I believe it is the moral responsibility of our generation to take action on climate change. This is not the time to shrug our shoulders and ride through with our eyes shut hoping that someone else takes care of it for us. Every day that passes makes it a little bit harder to ensure a livable world for ourselves and our children, and their children, and the doe and the fawn and the sage and this beautiful place that we adventure through and love.
My daughter, Emily, was seven when she wrote a note to me, “drem big for wat you want to happen”. She was right. We can’t control the outcome of what we take on, but we can certainly act and the time for action is now.

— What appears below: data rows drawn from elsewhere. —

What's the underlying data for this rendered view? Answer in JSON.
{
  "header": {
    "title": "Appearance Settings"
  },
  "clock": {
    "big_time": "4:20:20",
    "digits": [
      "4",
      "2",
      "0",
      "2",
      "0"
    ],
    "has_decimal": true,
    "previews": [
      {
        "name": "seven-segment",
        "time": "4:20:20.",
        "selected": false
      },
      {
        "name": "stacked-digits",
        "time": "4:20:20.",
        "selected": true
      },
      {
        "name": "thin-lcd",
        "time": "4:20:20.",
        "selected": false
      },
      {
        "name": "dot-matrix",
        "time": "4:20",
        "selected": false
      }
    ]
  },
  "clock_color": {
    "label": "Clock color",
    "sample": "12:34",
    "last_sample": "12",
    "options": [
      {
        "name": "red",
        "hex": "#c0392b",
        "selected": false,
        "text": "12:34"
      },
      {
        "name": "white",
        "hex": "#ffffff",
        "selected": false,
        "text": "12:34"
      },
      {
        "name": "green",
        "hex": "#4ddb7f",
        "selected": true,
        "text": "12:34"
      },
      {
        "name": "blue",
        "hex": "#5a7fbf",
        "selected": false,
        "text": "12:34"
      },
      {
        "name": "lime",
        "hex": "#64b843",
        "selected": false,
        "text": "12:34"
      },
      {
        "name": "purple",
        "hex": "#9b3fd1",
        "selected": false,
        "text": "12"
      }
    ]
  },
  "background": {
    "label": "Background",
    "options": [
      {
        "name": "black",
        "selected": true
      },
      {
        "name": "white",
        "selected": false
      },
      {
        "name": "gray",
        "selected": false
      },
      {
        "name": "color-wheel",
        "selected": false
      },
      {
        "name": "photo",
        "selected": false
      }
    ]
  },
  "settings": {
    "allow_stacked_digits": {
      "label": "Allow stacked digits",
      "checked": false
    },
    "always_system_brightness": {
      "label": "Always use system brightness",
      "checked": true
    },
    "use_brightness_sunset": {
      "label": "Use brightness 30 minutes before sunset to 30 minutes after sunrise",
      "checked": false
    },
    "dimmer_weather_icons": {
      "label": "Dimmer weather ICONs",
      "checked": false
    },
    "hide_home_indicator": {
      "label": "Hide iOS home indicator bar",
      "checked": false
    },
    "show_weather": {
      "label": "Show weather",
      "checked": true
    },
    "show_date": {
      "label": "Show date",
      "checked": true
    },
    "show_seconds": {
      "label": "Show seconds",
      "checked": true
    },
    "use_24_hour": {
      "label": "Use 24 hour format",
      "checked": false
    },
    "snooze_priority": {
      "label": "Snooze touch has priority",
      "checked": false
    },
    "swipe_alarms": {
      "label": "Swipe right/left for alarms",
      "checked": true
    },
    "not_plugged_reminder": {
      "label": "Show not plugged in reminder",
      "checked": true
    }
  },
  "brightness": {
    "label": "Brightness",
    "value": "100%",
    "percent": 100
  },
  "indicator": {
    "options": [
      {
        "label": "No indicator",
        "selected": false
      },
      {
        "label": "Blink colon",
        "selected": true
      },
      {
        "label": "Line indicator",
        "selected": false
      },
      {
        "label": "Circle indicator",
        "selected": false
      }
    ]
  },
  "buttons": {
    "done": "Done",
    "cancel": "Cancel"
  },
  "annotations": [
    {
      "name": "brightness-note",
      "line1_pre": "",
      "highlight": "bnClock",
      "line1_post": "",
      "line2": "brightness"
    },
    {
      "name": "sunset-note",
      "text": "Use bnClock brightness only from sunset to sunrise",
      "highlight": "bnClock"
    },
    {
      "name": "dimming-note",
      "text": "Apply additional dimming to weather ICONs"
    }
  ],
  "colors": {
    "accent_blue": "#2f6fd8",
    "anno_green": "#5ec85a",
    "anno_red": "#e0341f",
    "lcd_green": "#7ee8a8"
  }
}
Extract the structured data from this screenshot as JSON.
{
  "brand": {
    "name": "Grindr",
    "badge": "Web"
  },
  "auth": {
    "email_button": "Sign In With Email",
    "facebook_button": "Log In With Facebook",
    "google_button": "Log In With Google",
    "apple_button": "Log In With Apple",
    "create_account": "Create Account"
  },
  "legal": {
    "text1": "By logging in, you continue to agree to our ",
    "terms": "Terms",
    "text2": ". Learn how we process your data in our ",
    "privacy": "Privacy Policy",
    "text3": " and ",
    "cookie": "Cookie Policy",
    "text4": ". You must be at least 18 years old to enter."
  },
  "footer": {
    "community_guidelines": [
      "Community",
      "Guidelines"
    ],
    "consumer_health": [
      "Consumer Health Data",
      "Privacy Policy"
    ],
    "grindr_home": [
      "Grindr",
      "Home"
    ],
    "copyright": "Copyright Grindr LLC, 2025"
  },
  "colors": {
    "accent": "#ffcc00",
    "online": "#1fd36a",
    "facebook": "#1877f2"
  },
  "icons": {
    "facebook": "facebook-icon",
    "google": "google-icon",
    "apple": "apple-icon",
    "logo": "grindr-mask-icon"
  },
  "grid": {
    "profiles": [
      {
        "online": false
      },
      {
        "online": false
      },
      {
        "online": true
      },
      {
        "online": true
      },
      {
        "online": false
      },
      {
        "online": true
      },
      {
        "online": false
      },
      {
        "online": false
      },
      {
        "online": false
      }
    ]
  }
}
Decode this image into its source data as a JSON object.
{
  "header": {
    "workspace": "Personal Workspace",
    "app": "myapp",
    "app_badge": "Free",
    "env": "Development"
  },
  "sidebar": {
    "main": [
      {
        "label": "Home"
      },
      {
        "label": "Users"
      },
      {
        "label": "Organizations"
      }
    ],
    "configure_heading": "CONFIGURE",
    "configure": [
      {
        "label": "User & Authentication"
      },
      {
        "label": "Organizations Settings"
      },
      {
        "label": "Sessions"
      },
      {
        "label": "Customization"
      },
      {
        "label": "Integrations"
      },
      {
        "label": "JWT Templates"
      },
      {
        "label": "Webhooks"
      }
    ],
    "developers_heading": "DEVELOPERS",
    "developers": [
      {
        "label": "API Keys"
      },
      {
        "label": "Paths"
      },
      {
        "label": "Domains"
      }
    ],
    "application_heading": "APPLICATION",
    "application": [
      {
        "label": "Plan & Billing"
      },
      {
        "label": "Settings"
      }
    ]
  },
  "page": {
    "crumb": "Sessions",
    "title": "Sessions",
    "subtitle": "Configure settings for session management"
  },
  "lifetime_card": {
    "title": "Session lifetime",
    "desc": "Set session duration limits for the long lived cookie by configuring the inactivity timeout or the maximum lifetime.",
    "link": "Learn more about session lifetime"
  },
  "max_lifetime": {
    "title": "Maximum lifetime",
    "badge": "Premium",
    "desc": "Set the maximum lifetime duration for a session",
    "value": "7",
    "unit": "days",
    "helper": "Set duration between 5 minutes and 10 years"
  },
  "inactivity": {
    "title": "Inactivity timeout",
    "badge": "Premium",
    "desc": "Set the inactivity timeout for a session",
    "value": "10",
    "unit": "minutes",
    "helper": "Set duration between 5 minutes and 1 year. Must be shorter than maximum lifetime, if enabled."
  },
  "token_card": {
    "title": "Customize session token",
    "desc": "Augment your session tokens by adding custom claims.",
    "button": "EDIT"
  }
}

As one call to action, I invite you to join the ride—to literally join me as I ride the state again this year to bring awareness to climate change—and to make a clear and strong statement with your vote this fall. In November, just 10 percent of Utah’s voters can make a difference and inspire our leaders in Washington to act on climate change. You can vote for climate action by voting for Bill Barron for U.S. Senate.
This political adventure has pushed me farther than any self-powered adventure trip in nature has so far. There have been and will be false summits and headwinds and unforeseen obstacles, but we can do this—for ourselves, for our natural world and for the wellbeing of our children. Can you think of any better reason?
To find out more about the campaign and how to join the ride, go to www.voteforclimate.us.
Sidebar on “Carbon Fee and Dividend”:
-A fee is placed on carbon-based fuels at the source (well, mine, port of entry
-This fee starts at $15/ton of CO2 emitted, and increases steadily each year by $10 so that clean energy is cheaper than fossil fuels within a decade
-All of the money collected is returned to households on an equal basis
-Under this plan about 2/3 of all households would break even or receive more in their dividend checks than they would pay in higher prices due to the fee, thereby protecting the poor and middle class.
-A predictably increasing carbon price will send a clear market signal which will unleash entrepreneurs and investors in the new clean-energy economy